(Excerpts from an interface dataset)
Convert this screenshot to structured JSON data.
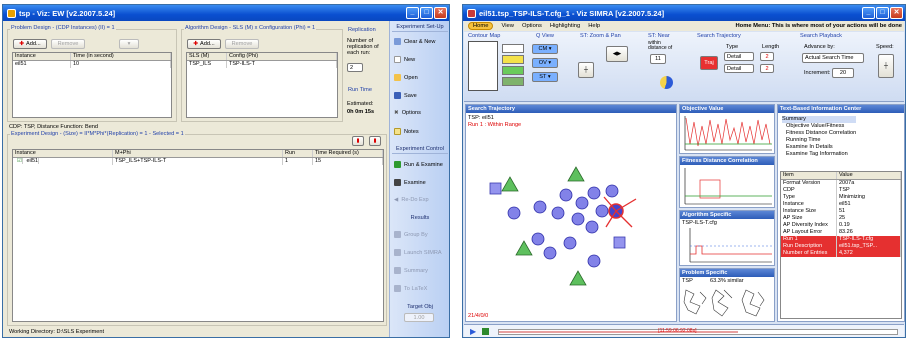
{
  "left_window": {
    "title": "tsp - Viz: EW [v2.2007.5.24]",
    "problem_design": {
      "title": "Problem Design - (CDP Instances) (II) = 1",
      "add_label": "Add...",
      "remove_label": "Remove",
      "columns": [
        "Instance",
        "Time (in second)"
      ],
      "rows": [
        [
          "eil51",
          "10"
        ]
      ],
      "cdp_text": "CDP: TSP, Distance Function: Bend"
    },
    "algorithm_design": {
      "title": "Algorithm Design - SLS (M) x Configuration (Phi) = 1",
      "add_label": "Add...",
      "remove_label": "Remove",
      "columns": [
        "SLS (M)",
        "Config (Phi)"
      ],
      "rows": [
        [
          "TSP_ILS",
          "TSP-ILS-T"
        ]
      ]
    },
    "replication": {
      "title": "Replication",
      "label": "Number of replication of each run:",
      "value": "2"
    },
    "run_time": {
      "title": "Run Time",
      "label": "Estimated:",
      "value": "0h 0m 15s"
    },
    "experiment_design": {
      "title": "Experiment Design - (Size) = II*M*Phi*(Replication) = 1 - Selected = 1",
      "columns": [
        "Instance",
        "M+Phi",
        "Run",
        "Time Required (s)"
      ],
      "rows": [
        [
          "eil51",
          "TSP_ILS+TSP-ILS-T",
          "1",
          "15"
        ]
      ]
    },
    "working_directory": "Working Directory:  D:\\SLS Experiment",
    "sidebar": {
      "setup_title": "Experiment Set-Up",
      "setup_items": [
        "Clear & New",
        "New",
        "Open",
        "Save",
        "Options",
        "Notes"
      ],
      "control_title": "Experiment Control",
      "control_items": [
        "Run & Examine",
        "Examine",
        "Re-Do Exp"
      ],
      "results_title": "Results",
      "results_items": [
        "Group By",
        "Launch SIMRA",
        "Summary",
        "To LaTeX"
      ],
      "target_title": "Target Obj",
      "target_value": "1.00"
    }
  },
  "right_window": {
    "title": "eil51.tsp_TSP-ILS-T.cfg_1 - Viz SIMRA [v2.2007.5.24]",
    "menu": [
      "Home",
      "View",
      "Options",
      "Highlighting",
      "Help"
    ],
    "home_menu_text": "Home Menu: This is where most of your actions will be done",
    "toolbar": {
      "contour_map": "Contour Map",
      "q_view": "Q View",
      "zoom_pan": "ST: Zoom & Pan",
      "st_near": "ST: Near",
      "near_label": "within distance of",
      "near_value": "11",
      "search_trajectory": "Search Trajectory",
      "type_label": "Type",
      "length_label": "Length",
      "type_value": "Detail",
      "length_value": "2",
      "search_playback": "Search Playback",
      "advance_by": "Advance by:",
      "speed_label": "Speed:",
      "advance_value": "Actual Search Time",
      "increment_label": "Increment:",
      "increment_value": "20"
    },
    "search_trajectory_panel": {
      "title": "Search Trajectory",
      "tsp_label": "TSP: eil51",
      "run_label": "Run 1 : Within Range",
      "time_label": "21/4/0/0"
    },
    "objective_panel": {
      "title": "Objective Value"
    },
    "fdc_panel": {
      "title": "Fitness Distance Correlation"
    },
    "algo_panel": {
      "title": "Algorithm Specific",
      "label": "TSP-ILS-T.cfg"
    },
    "problem_panel": {
      "title": "Problem Specific",
      "label": "TSP",
      "sub": "63.3% similar"
    },
    "text_info": {
      "title": "Text-Based Information Center",
      "tree": [
        "Summary",
        "Objective Value/Fitness",
        "Fitness Distance Correlation",
        "Running Time",
        "Examine In Details",
        "Examine Tag Information"
      ],
      "columns": [
        "Item",
        "Value"
      ],
      "rows": [
        [
          "Format Version",
          "2007a"
        ],
        [
          "CDP",
          "TSP"
        ],
        [
          "Type",
          "Minimizing"
        ],
        [
          "Instance",
          "eil51"
        ],
        [
          "Instance Size",
          "51"
        ],
        [
          "AP Size",
          "25"
        ],
        [
          "AP Diversity Index",
          "0.19"
        ],
        [
          "AP Layout Error",
          "83.26"
        ],
        [
          "Run 1",
          "TSP-ILS-T.cfg"
        ],
        [
          "Run Description",
          "eil51.tsp_TSP..."
        ],
        [
          "Number of Entries",
          "4,372"
        ]
      ]
    },
    "playback_label": "[11:59:06:92:08s]",
    "colors": {
      "highlight": "#e53030",
      "node": "#6a6ae0",
      "triangle": "#5ec05e"
    }
  }
}
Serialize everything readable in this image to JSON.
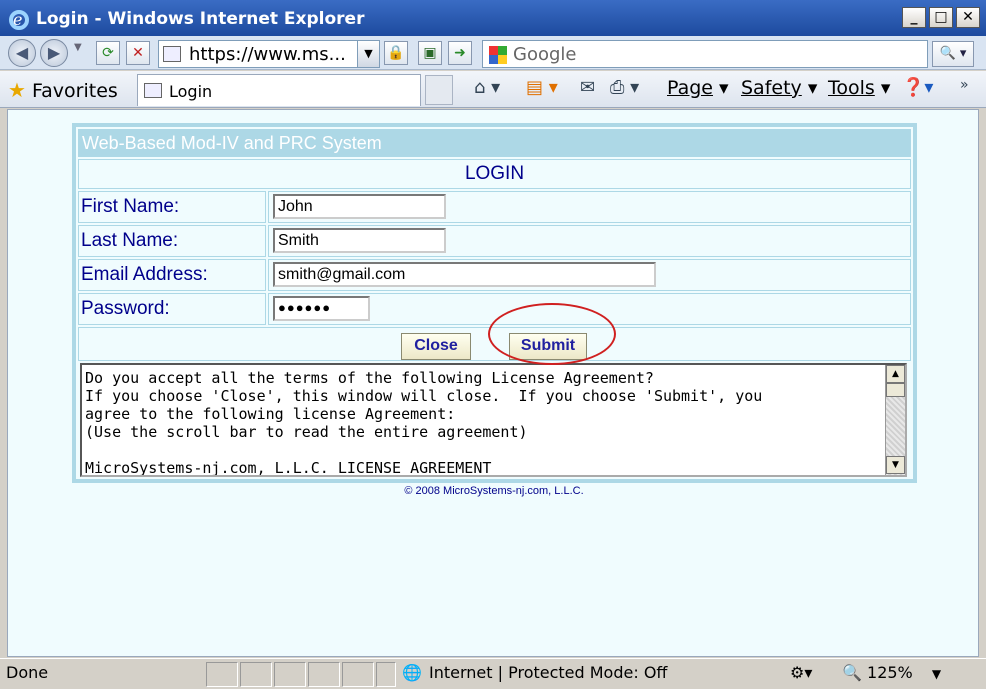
{
  "window": {
    "title": "Login - Windows Internet Explorer"
  },
  "nav": {
    "address": "https://www.ms...",
    "search_placeholder": "Google"
  },
  "favbar": {
    "favorites_label": "Favorites",
    "tab_label": "Login",
    "commands": [
      {
        "label": "Page"
      },
      {
        "label": "Safety"
      },
      {
        "label": "Tools"
      }
    ]
  },
  "form": {
    "header": "Web-Based Mod-IV and PRC System",
    "title": "LOGIN",
    "fields": {
      "first_name": {
        "label": "First Name:",
        "value": "John"
      },
      "last_name": {
        "label": "Last Name:",
        "value": "Smith"
      },
      "email": {
        "label": "Email Address:",
        "value": "smith@gmail.com"
      },
      "password": {
        "label": "Password:",
        "value": "●●●●●●"
      }
    },
    "close_label": "Close",
    "submit_label": "Submit",
    "license_text": "Do you accept all the terms of the following License Agreement?\nIf you choose 'Close', this window will close.  If you choose 'Submit', you\nagree to the following license Agreement:\n(Use the scroll bar to read the entire agreement)\n\nMicroSystems-nj.com, L.L.C. LICENSE AGREEMENT",
    "copyright": "© 2008 MicroSystems-nj.com, L.L.C."
  },
  "status": {
    "left_text": "Done",
    "zone_text": "Internet | Protected Mode: Off",
    "zoom": "125%"
  },
  "colors": {
    "accent": "#add8e6",
    "label_text": "#00008b",
    "annotation": "#d02020"
  }
}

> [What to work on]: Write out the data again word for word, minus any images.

> [Exercise answer]:
Convert this screenshot to structured JSON data.
{
  "left_window": {
    "title": "tsp - Viz: EW [v2.2007.5.24]",
    "problem_design": {
      "title": "Problem Design - (CDP Instances) (II) = 1",
      "add_label": "Add...",
      "remove_label": "Remove",
      "columns": [
        "Instance",
        "Time (in second)"
      ],
      "rows": [
        [
          "eil51",
          "10"
        ]
      ],
      "cdp_text": "CDP: TSP, Distance Function: Bend"
    },
    "algorithm_design": {
      "title": "Algorithm Design - SLS (M) x Configuration (Phi) = 1",
      "add_label": "Add...",
      "remove_label": "Remove",
      "columns": [
        "SLS (M)",
        "Config (Phi)"
      ],
      "rows": [
        [
          "TSP_ILS",
          "TSP-ILS-T"
        ]
      ]
    },
    "replication": {
      "title": "Replication",
      "label": "Number of replication of each run:",
      "value": "2"
    },
    "run_time": {
      "title": "Run Time",
      "label": "Estimated:",
      "value": "0h 0m 15s"
    },
    "experiment_design": {
      "title": "Experiment Design - (Size) = II*M*Phi*(Replication) = 1 - Selected = 1",
      "columns": [
        "Instance",
        "M+Phi",
        "Run",
        "Time Required (s)"
      ],
      "rows": [
        [
          "eil51",
          "TSP_ILS+TSP-ILS-T",
          "1",
          "15"
        ]
      ]
    },
    "working_directory": "Working Directory:  D:\\SLS Experiment",
    "sidebar": {
      "setup_title": "Experiment Set-Up",
      "setup_items": [
        "Clear & New",
        "New",
        "Open",
        "Save",
        "Options",
        "Notes"
      ],
      "control_title": "Experiment Control",
      "control_items": [
        "Run & Examine",
        "Examine",
        "Re-Do Exp"
      ],
      "results_title": "Results",
      "results_items": [
        "Group By",
        "Launch SIMRA",
        "Summary",
        "To LaTeX"
      ],
      "target_title": "Target Obj",
      "target_value": "1.00"
    }
  },
  "right_window": {
    "title": "eil51.tsp_TSP-ILS-T.cfg_1 - Viz SIMRA [v2.2007.5.24]",
    "menu": [
      "Home",
      "View",
      "Options",
      "Highlighting",
      "Help"
    ],
    "home_menu_text": "Home Menu: This is where most of your actions will be done",
    "toolbar": {
      "contour_map": "Contour Map",
      "q_view": "Q View",
      "zoom_pan": "ST: Zoom & Pan",
      "st_near": "ST: Near",
      "near_label": "within distance of",
      "near_value": "11",
      "search_trajectory": "Search Trajectory",
      "type_label": "Type",
      "length_label": "Length",
      "type_value": "Detail",
      "length_value": "2",
      "search_playback": "Search Playback",
      "advance_by": "Advance by:",
      "speed_label": "Speed:",
      "advance_value": "Actual Search Time",
      "increment_label": "Increment:",
      "increment_value": "20"
    },
    "search_trajectory_panel": {
      "title": "Search Trajectory",
      "tsp_label": "TSP: eil51",
      "run_label": "Run 1 : Within Range",
      "time_label": "21/4/0/0"
    },
    "objective_panel": {
      "title": "Objective Value"
    },
    "fdc_panel": {
      "title": "Fitness Distance Correlation"
    },
    "algo_panel": {
      "title": "Algorithm Specific",
      "label": "TSP-ILS-T.cfg"
    },
    "problem_panel": {
      "title": "Problem Specific",
      "label": "TSP",
      "sub": "63.3% similar"
    },
    "text_info": {
      "title": "Text-Based Information Center",
      "tree": [
        "Summary",
        "Objective Value/Fitness",
        "Fitness Distance Correlation",
        "Running Time",
        "Examine In Details",
        "Examine Tag Information"
      ],
      "columns": [
        "Item",
        "Value"
      ],
      "rows": [
        [
          "Format Version",
          "2007a"
        ],
        [
          "CDP",
          "TSP"
        ],
        [
          "Type",
          "Minimizing"
        ],
        [
          "Instance",
          "eil51"
        ],
        [
          "Instance Size",
          "51"
        ],
        [
          "AP Size",
          "25"
        ],
        [
          "AP Diversity Index",
          "0.19"
        ],
        [
          "AP Layout Error",
          "83.26"
        ],
        [
          "Run 1",
          "TSP-ILS-T.cfg"
        ],
        [
          "Run Description",
          "eil51.tsp_TSP..."
        ],
        [
          "Number of Entries",
          "4,372"
        ]
      ]
    },
    "playback_label": "[11:59:06:92:08s]",
    "colors": {
      "highlight": "#e53030",
      "node": "#6a6ae0",
      "triangle": "#5ec05e"
    }
  }
}
Serialize everything readable in this image to JSON.
{
  "window": {
    "title": "Login - Windows Internet Explorer"
  },
  "nav": {
    "address": "https://www.ms...",
    "search_placeholder": "Google"
  },
  "favbar": {
    "favorites_label": "Favorites",
    "tab_label": "Login",
    "commands": [
      {
        "label": "Page"
      },
      {
        "label": "Safety"
      },
      {
        "label": "Tools"
      }
    ]
  },
  "form": {
    "header": "Web-Based Mod-IV and PRC System",
    "title": "LOGIN",
    "fields": {
      "first_name": {
        "label": "First Name:",
        "value": "John"
      },
      "last_name": {
        "label": "Last Name:",
        "value": "Smith"
      },
      "email": {
        "label": "Email Address:",
        "value": "smith@gmail.com"
      },
      "password": {
        "label": "Password:",
        "value": "●●●●●●"
      }
    },
    "close_label": "Close",
    "submit_label": "Submit",
    "license_text": "Do you accept all the terms of the following License Agreement?\nIf you choose 'Close', this window will close.  If you choose 'Submit', you\nagree to the following license Agreement:\n(Use the scroll bar to read the entire agreement)\n\nMicroSystems-nj.com, L.L.C. LICENSE AGREEMENT",
    "copyright": "© 2008 MicroSystems-nj.com, L.L.C."
  },
  "status": {
    "left_text": "Done",
    "zone_text": "Internet | Protected Mode: Off",
    "zoom": "125%"
  },
  "colors": {
    "accent": "#add8e6",
    "label_text": "#00008b",
    "annotation": "#d02020"
  }
}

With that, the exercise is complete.